"Ohio's Third Grade Guarantee ensures that every struggling reader gets the support he or she needs to be able to learn and achieve."On my best days, I remind myself that the intent is to be sure all students are reading by third grade and receive the support they need to make that possible, but readers aren't made by mandates and fear; readers are made on laps, in libraries, in classrooms, in reading communities, and with books. There are days I am saddened by the message we send children as young as five: "You're not a reader. What's wrong with you?" as we send out letters and create plans. There are days that I am discouraged that readers must take tests to prove themselves instead of sharing their recent reads and discoveries. Most days, however, I'm able to remind myself it is best to set all of that aside and nurture these young learners just beginning their journey down a reading path.
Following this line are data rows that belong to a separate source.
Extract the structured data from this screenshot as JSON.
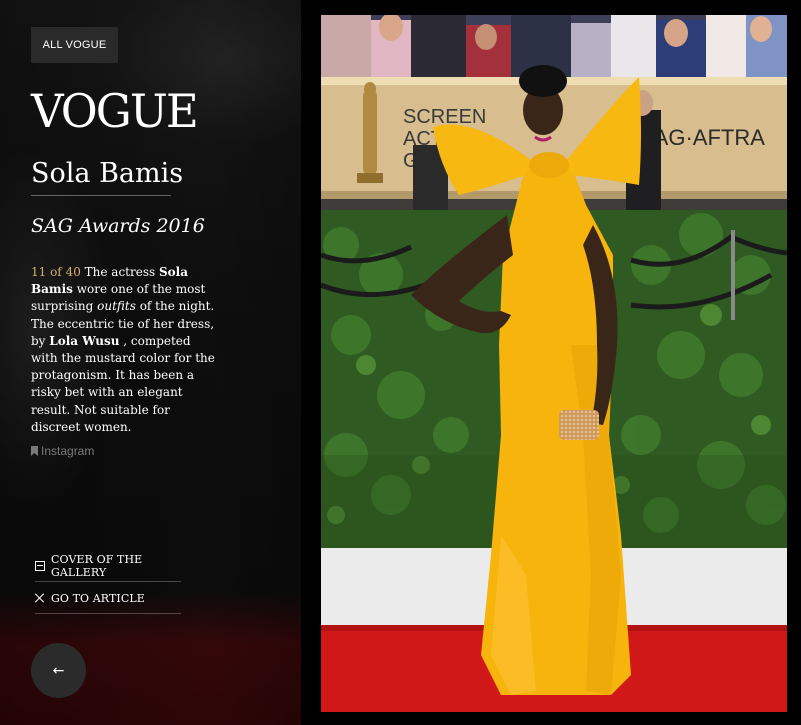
{
  "nav": {
    "all_label": "ALL VOGUE"
  },
  "brand": {
    "logo": "VOGUE"
  },
  "slide": {
    "person": "Sola Bamis",
    "event": "SAG Awards 2016",
    "counter": "11 of 40",
    "desc_1": " The actress ",
    "name_bold": "Sola Bamis",
    "desc_2": " wore one of the most surprising ",
    "outfits_italic": "outfits",
    "desc_3": " of the night. The eccentric tie of her dress, by ",
    "designer_bold": "Lola Wusu",
    "desc_4": " , competed with the mustard color for the protagonism. It has been a risky bet with an elegant result. Not suitable for discreet women.",
    "instagram_label": "Instagram"
  },
  "links": {
    "cover": "COVER OF THE GALLERY",
    "article": "GO TO ARTICLE"
  },
  "controls": {
    "back_arrow": "←"
  },
  "photo": {
    "backdrop_text_1": "SCREEN",
    "backdrop_text_2": "ACTORS",
    "backdrop_text_3": "GUILD",
    "backdrop_text_right": "SAG·AFTRA"
  },
  "colors": {
    "dress": "#f6b40c",
    "carpet": "#d11a1a",
    "counter": "#d8b26a"
  },
  "icons": [
    "bookmark-icon",
    "gallery-cover-icon",
    "close-icon",
    "arrow-left-icon"
  ]
}
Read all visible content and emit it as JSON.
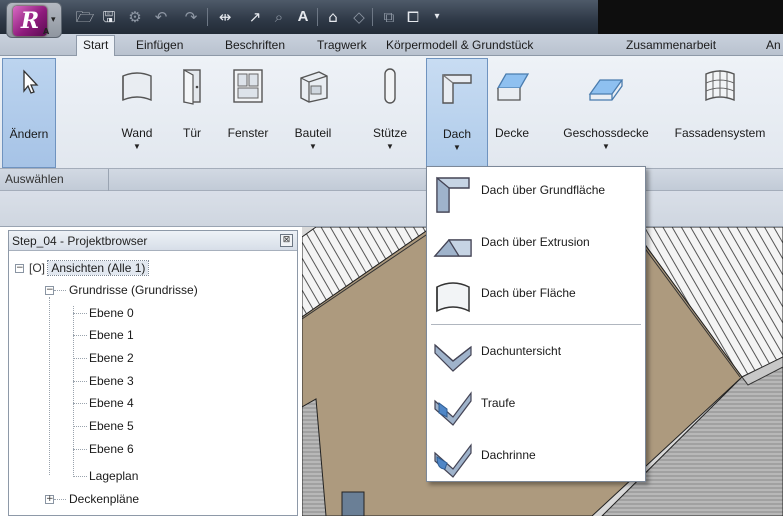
{
  "app": {
    "logo_letter": "R",
    "logo_sub": "A"
  },
  "tabs": [
    "Start",
    "Einfügen",
    "Beschriften",
    "Tragwerk",
    "Körpermodell & Grundstück",
    "Zusammenarbeit",
    "An"
  ],
  "ribbon": {
    "buttons": {
      "aendern": "Ändern",
      "wand": "Wand",
      "tuer": "Tür",
      "fenster": "Fenster",
      "bauteil": "Bauteil",
      "stuetze": "Stütze",
      "dach": "Dach",
      "decke": "Decke",
      "geschossdecke": "Geschossdecke",
      "fassadensystem": "Fassadensystem"
    },
    "panel_label": "Auswählen"
  },
  "browser": {
    "title": "Step_04 - Projektbrowser",
    "close": "⊠",
    "root": "Ansichten (Alle 1)",
    "grundrisse": "Grundrisse (Grundrisse)",
    "levels": [
      "Ebene 0",
      "Ebene 1",
      "Ebene 2",
      "Ebene 3",
      "Ebene 4",
      "Ebene 5",
      "Ebene 6",
      "Lageplan"
    ],
    "deckenplaene": "Deckenpläne"
  },
  "dach_menu": {
    "items": [
      "Dach über Grundfläche",
      "Dach über Extrusion",
      "Dach über Fläche",
      "Dachuntersicht",
      "Traufe",
      "Dachrinne"
    ]
  },
  "colors": {
    "ribbon_highlight": "#afcbea",
    "title_bar": "#2e3846",
    "logo": "#8f1b7d"
  }
}
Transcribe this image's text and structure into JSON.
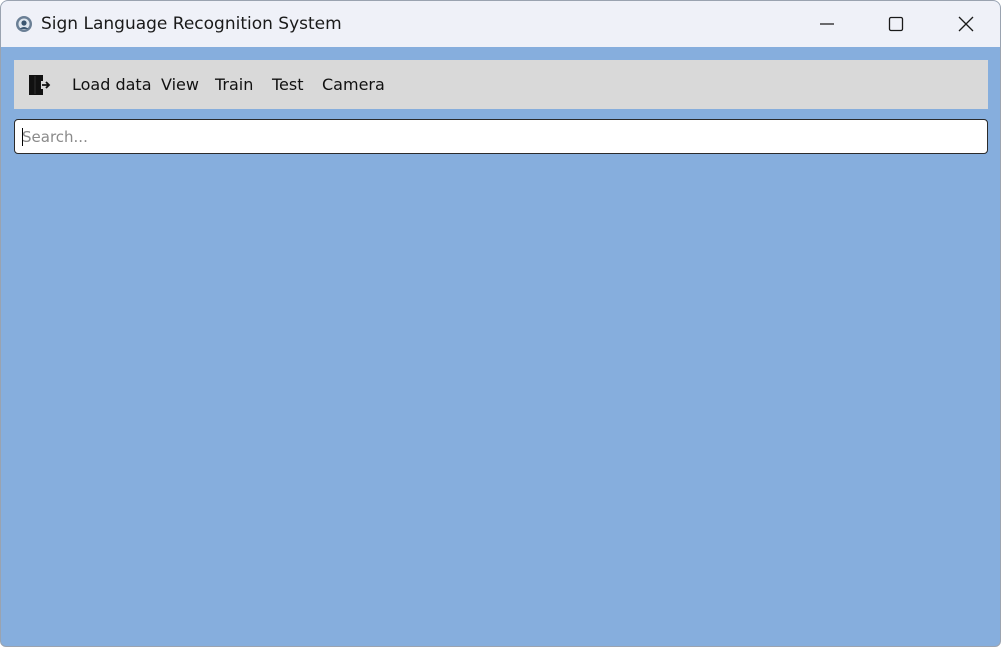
{
  "window": {
    "title": "Sign Language Recognition System",
    "app_icon": "app-logo-icon",
    "controls": {
      "minimize_icon": "minimize-icon",
      "maximize_icon": "maximize-icon",
      "close_icon": "close-icon"
    },
    "background_color": "#86aedd"
  },
  "menubar": {
    "exit_icon": "exit-door-icon",
    "items": [
      {
        "label": "Load data"
      },
      {
        "label": "View"
      },
      {
        "label": "Train"
      },
      {
        "label": "Test"
      },
      {
        "label": "Camera"
      }
    ],
    "background_color": "#d9d9d9"
  },
  "search": {
    "placeholder": "Search...",
    "value": ""
  }
}
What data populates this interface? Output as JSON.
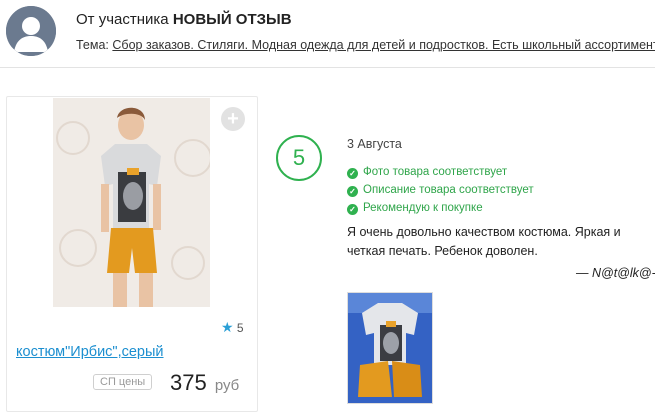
{
  "header": {
    "from_prefix": "От участника",
    "title": "НОВЫЙ ОТЗЫВ",
    "topic_label": "Тема:",
    "topic_link": "Сбор заказов. Стиляги. Модная одежда для детей и подростков. Есть школьный ассортимент"
  },
  "product": {
    "name": "костюм\"Ирбис\",серый",
    "rating": "5",
    "price_badge": "СП цены",
    "price": "375",
    "currency": "руб"
  },
  "review": {
    "score": "5",
    "date": "3 Августа",
    "checks": [
      "Фото товара соответствует",
      "Описание товара соответствует",
      "Рекомендую к покупке"
    ],
    "text": "Я очень довольно качеством костюма. Яркая и четкая печать. Ребенок доволен.",
    "author": "— N@t@lk@-"
  },
  "colors": {
    "accent_green": "#2fb14f",
    "link_blue": "#1c8fd0",
    "star_blue": "#2a9fd6"
  }
}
Recently I was in a chat in which the question was asked, "What shifts have you made in K-3 literacy since implementation of the Third Grade Reading guarantee?" We were teaching reading long before the Third Grade Reading Guarantee. We were supporting readers and creating explicit plans for support long before this mandate. As a teacher of reading, my goal is never about passing The Third Grade Reading Guarantee, but instead it is to support readers and help them to take beginning steps into their reading lives. I dream of readers who don't just pass tests, but read well beyond the school day. Readers who talk about books with friends. Readers who stay up later than they are supposed to so they can finish book. Readers who see the world through different eyes because of the stories they carry within them.
What "guarantees" readers? There is no magical answer, but here are the steps I find essential in helping readers to grow:
- Read Aloud: reading aloud several times a day helps readers to hear the sounds of words, learn the way stories work, have pleasurable conversation around books, and experience new possibilities.
- Time to read independently: many of our readers working to catch up to peers have less time to read - and time is what they need most of all.
- Books! Books! Books!: classroom libraries full of books entice readers. I love the energy created when new books come into the classroom library for students to enjoy.
- Connections: helping readers build connections to books, authors, characters, their community, and the global reading community can help increase their desire to read.
- Responsive Instruction: through timely assessments, conferring conversations, and time spent beside readers we can discover what readers have under control and plan next steps.
- Ownership: the more students have choice about the books they will read and ownership over the goals set for their reading, the more likely they are to make strong progress.
As a teacher of reading, I know the stories that go beyond the numbers. For some of the students who work the hardest, reading doesn't come easily. It is easy in times of mandates to choose instructional practices that give us short term results instead of staying true to best practices for developing young literate minds. As teachers of reading, it is our job to walk alongside readers and shine a light on the stories that surround them. It's our job to stay informed, develop sound pedagogy, and advocate for the young children just beginning their journey into our literate world.